Recent exhibition, A Book is A Performance was a library of evidence on the longstanding connection and durability between performances and publications. Presented on a series of trestle tables and shelves punctuated by black chalkboard panels it displayed a broad selection of artists’ editions and multiples. All the works relate actions to printed materials and are selected from the collection and recent acquisitions from the Centre for Artists’ Books. A variety of artists and collectives were presented, from major historical figures like Christian Boltanski, Yoko Ono and Richard Long to recent contemporary artists like Edgar Schmitz, Rob Churm, Marcus Coates and Sharon Kivland.
The book, page, leaflet, printed collection is a stage. A radical forum for experiment, test beds for collage and collision between thought and live action. A very lo-fi photocopy rationale runs firmly through the pieces. The black and white graininess is the aesthetic of the subversive. Among the works were a book of Ono’s instructions and a folder of Christian Boltanski’s pieces on lost identities, nationhood and objects. The best works were collections of different kinds of prints and approach to the page. Little libraries and archives of extended projects, like artist collective and publishing house Prawn’s Pee’s box of screen prints, gallery invites, and zines made for Glasgow International art festival in 2012 and Sharon Kivland’s gorgeous typefaces and designs on A4 booklets used to explore the organisation and categorisation of random images.
The exhibition sited radically opposing forms and functions in close proximity: fun and disposable publications like Patricia Collins’ Homage to Samuel Beckett on sticky notes or Sara MacKillop’s collections of envelopes sat close to the implied violence of the work Savage School Window Gallery by Cullinan Richards. A glamorous gold flip book of a female dancing by Julian Opie sat near a heavyweight book/sculpture that ruminates on performance, surface and drawing by Viola Yeşiltaç.
These abrasions, placed opposing ideas and approaches unsettlingly close, and setting a series of jarring themes together is the potent heart of this exhibition. It reinforces and provides evidence to an idea that the material of the subversive, of change, of participation is paper. In turn it sets out the preeminence of the analogue, a view that image, distribution and reading from the page is different and more authentic than reading from the screen.
The exhibition was topped and tailed by live performance works including a durational work I Used To responding to the space by Manchester-based artist Sarah Sanders whose work merges calligraphic gesture, diaries and fleeting observations, handwriting as language and drawing. Her process is an evidence of thinking, materialising thoughts onto surfaces. These actions drew simplicity and complexity together. She stages an inner reflection with the ephemeral: cut paper letters, chalk, breath and dust.

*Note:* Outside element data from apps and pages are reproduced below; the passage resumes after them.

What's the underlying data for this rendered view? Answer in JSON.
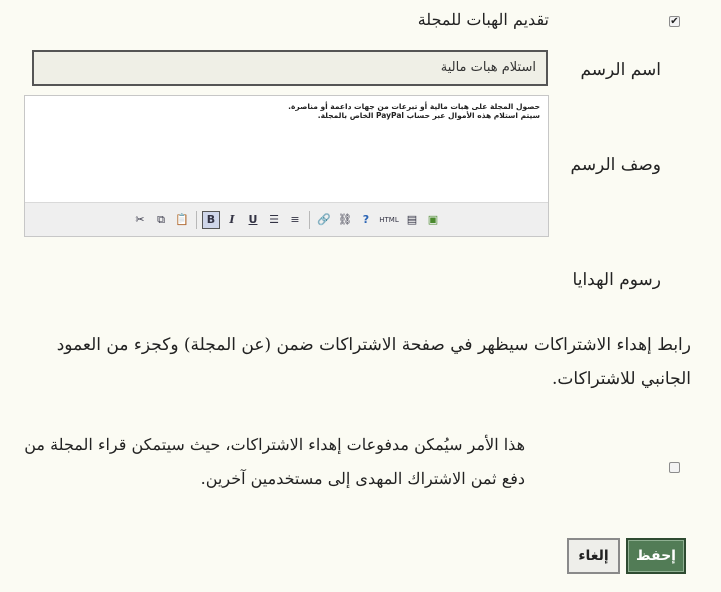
{
  "settings": {
    "enable_gifts_label": "تقديم الهبات للمجلة",
    "enable_gifts_checked": true,
    "fee_name_label": "اسم الرسم",
    "fee_name_value": "استلام هبات مالية",
    "fee_description_label": "وصف الرسم",
    "fee_description_lines": [
      "حصول المجلة على هبات مالية أو تبرعات من جهات داعمة أو مناصرة.",
      "سيتم استلام هذه الأموال عبر حساب PayPal الخاص بالمجلة."
    ],
    "gift_fees_label": "رسوم الهدايا",
    "gift_link_description": "رابط إهداء الاشتراكات سيظهر في صفحة الاشتراكات ضمن (عن المجلة) وكجزء من العمود الجانبي للاشتراكات.",
    "enable_gift_payments_text": "هذا الأمر سيُمكن مدفوعات إهداء الاشتراكات، حيث سيتمكن قراء المجلة من دفع ثمن الاشتراك المهدى إلى مستخدمين آخرين.",
    "enable_gift_payments_checked": false
  },
  "toolbar": {
    "buttons": [
      "cut-icon",
      "copy-icon",
      "paste-icon",
      "bold-icon",
      "italic-icon",
      "underline-icon",
      "bullet-list-icon",
      "numbered-list-icon",
      "link-icon",
      "unlink-icon",
      "help-icon",
      "html-icon",
      "code-icon",
      "image-icon"
    ]
  },
  "actions": {
    "save_label": "إحفظ",
    "cancel_label": "إلغاء"
  }
}
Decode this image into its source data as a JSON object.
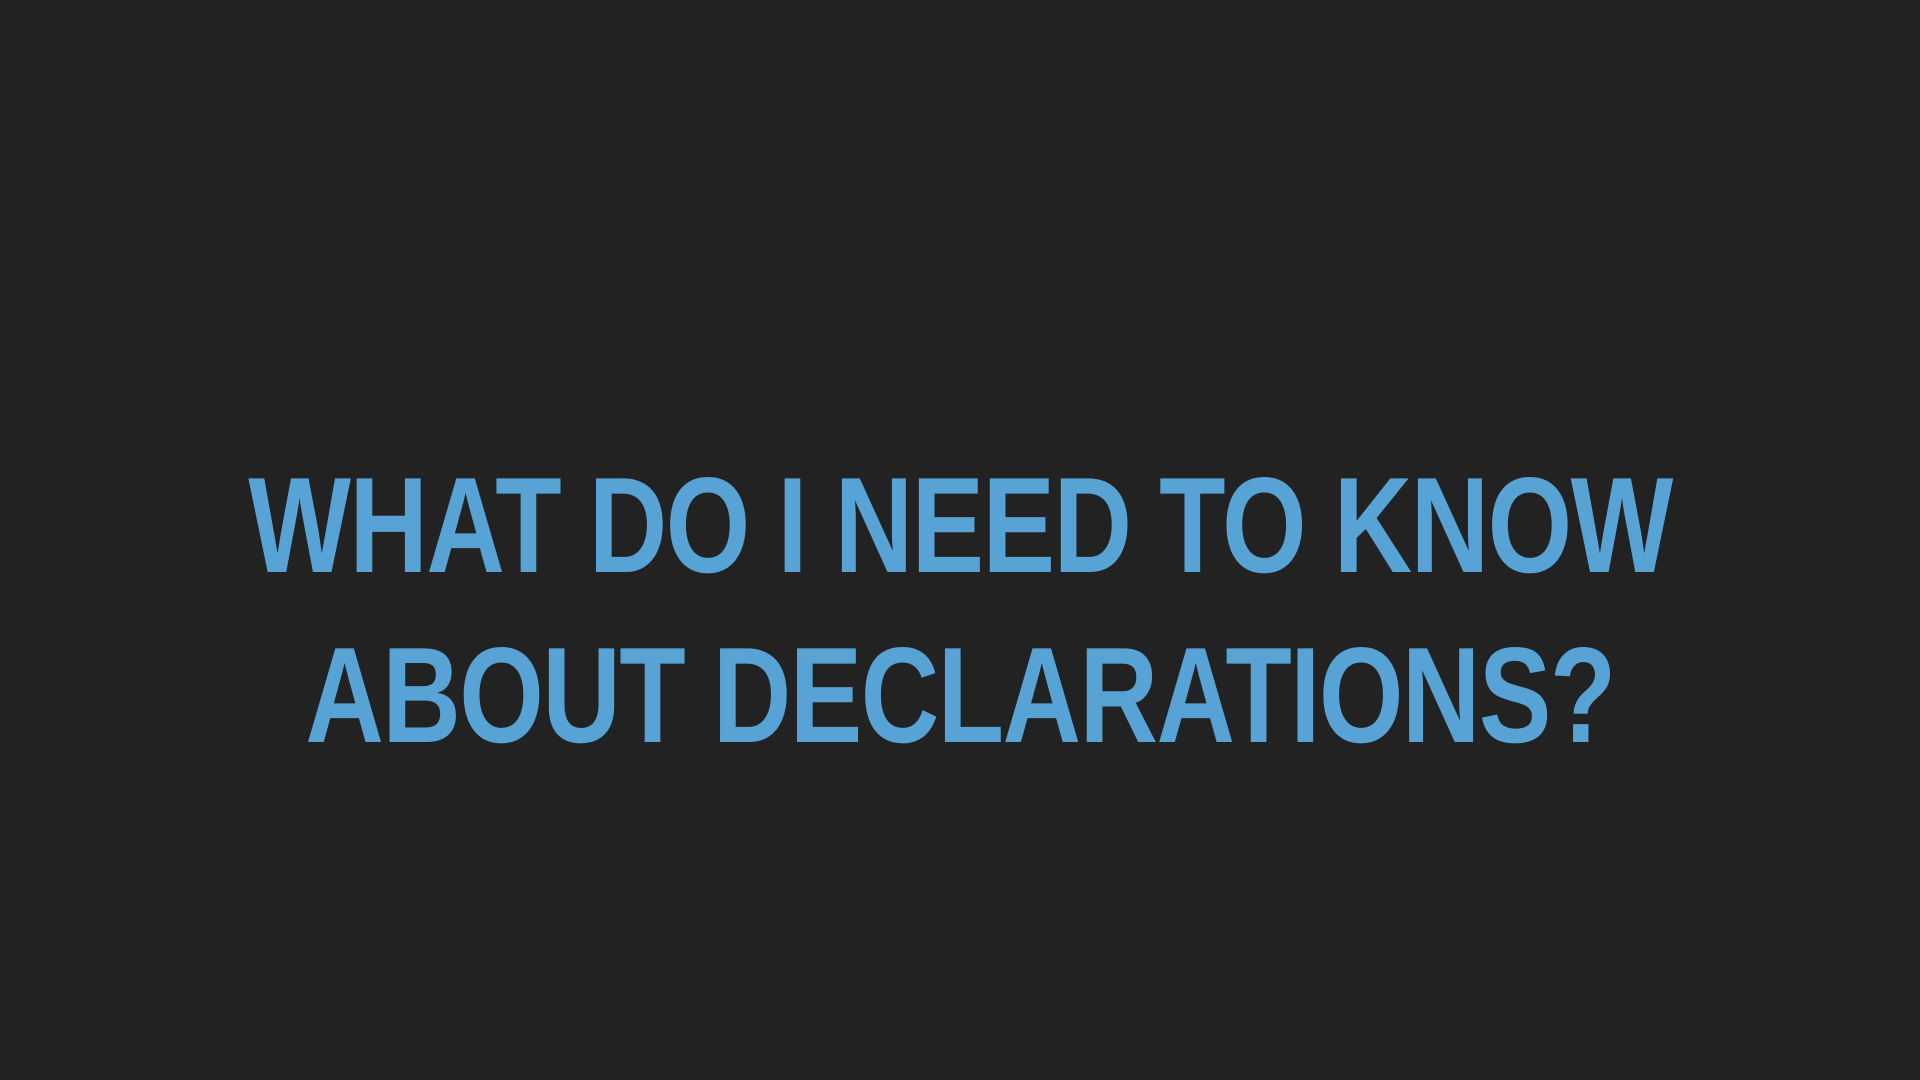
{
  "slide": {
    "title_lines": [
      "WHAT DO I NEED TO KNOW",
      "ABOUT DECLARATIONS?"
    ]
  },
  "colors": {
    "background": "#222222",
    "title": "#58a3d5"
  }
}
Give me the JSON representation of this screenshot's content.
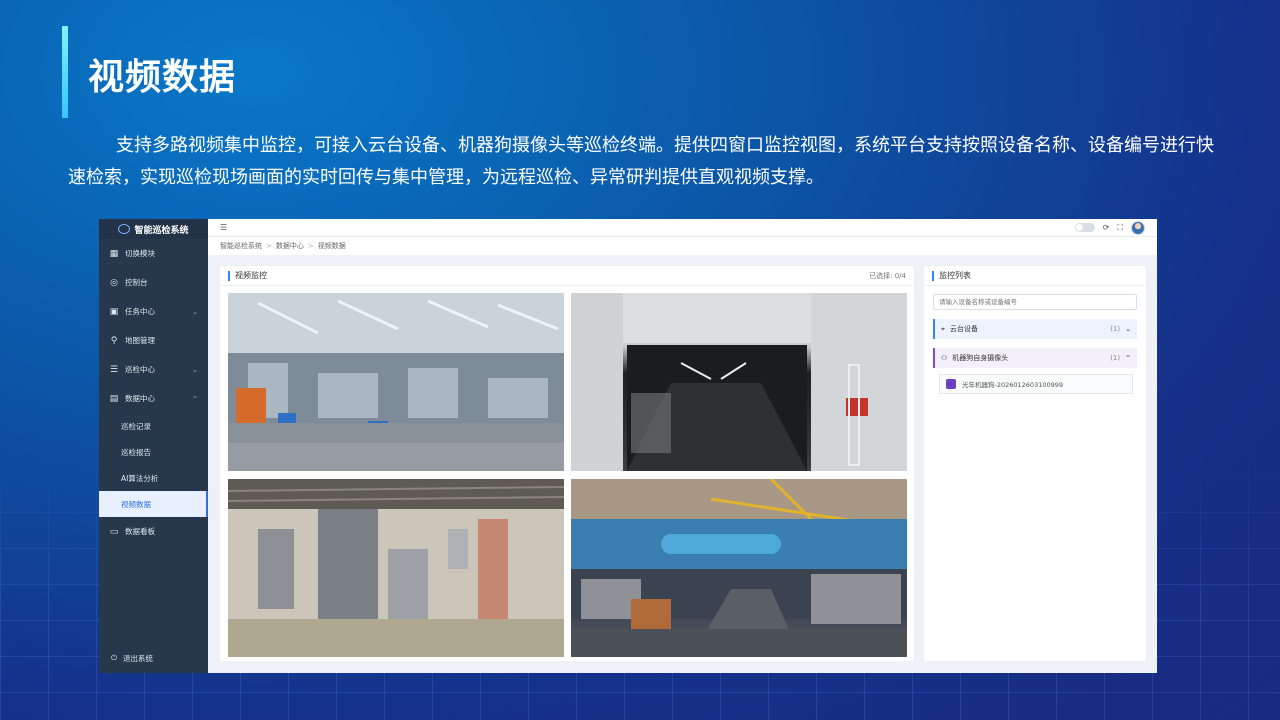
{
  "slide": {
    "title": "视频数据",
    "intro": "支持多路视频集中监控，可接入云台设备、机器狗摄像头等巡检终端。提供四窗口监控视图，系统平台支持按照设备名称、设备编号进行快速检索，实现巡检现场画面的实时回传与集中管理，为远程巡检、异常研判提供直观视频支撑。"
  },
  "app": {
    "brand": "智能巡检系统",
    "sidebar": {
      "items": [
        {
          "label": "切换模块",
          "icon": "grid-icon"
        },
        {
          "label": "控制台",
          "icon": "dashboard-icon"
        },
        {
          "label": "任务中心",
          "icon": "calendar-icon"
        },
        {
          "label": "地图管理",
          "icon": "map-pin-icon"
        },
        {
          "label": "巡检中心",
          "icon": "list-icon"
        },
        {
          "label": "数据中心",
          "icon": "chart-icon"
        }
      ],
      "sub_items": [
        "巡检记录",
        "巡检报告",
        "AI算法分析",
        "视频数据"
      ],
      "board": "数据看板",
      "logout": "退出系统"
    },
    "breadcrumb": [
      "智能巡检系统",
      "数据中心",
      "视频数据"
    ],
    "video_panel": {
      "title": "视频监控",
      "selected": "已选择: 0/4",
      "feeds": [
        "factory-floor",
        "storage-tunnel",
        "electrical-room",
        "workshop"
      ]
    },
    "monitor_panel": {
      "title": "监控列表",
      "search_placeholder": "请输入设备名称或设备编号",
      "groups": [
        {
          "label": "云台设备",
          "count": "(1)"
        },
        {
          "label": "机器狗自身摄像头",
          "count": "(1)"
        }
      ],
      "device": "光年机器狗-2026012603100999"
    }
  }
}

A Book is A Performance was an elegant review of approaches by artists’ to published materials and about the relationship of artist to their audience. In this case speculating on the one-on-one. It was about the page as the starting gesture to a conversation.
A Book is A Performance, 25 April until 26 May, Centrespace, Visual Research Centre, Dundee Contemporary Arts, 152 Nethergate, Dundee, DD1 4DY. www.dundee.ac.uk/djcad/exhibitions/
1. Savage School Window Gallery, Cullinan Richards. Courtesy Ross Fraser McLean
2. Artists’ Books, a book is a performance install image, table 1. Courtesy Ross Fraser McLean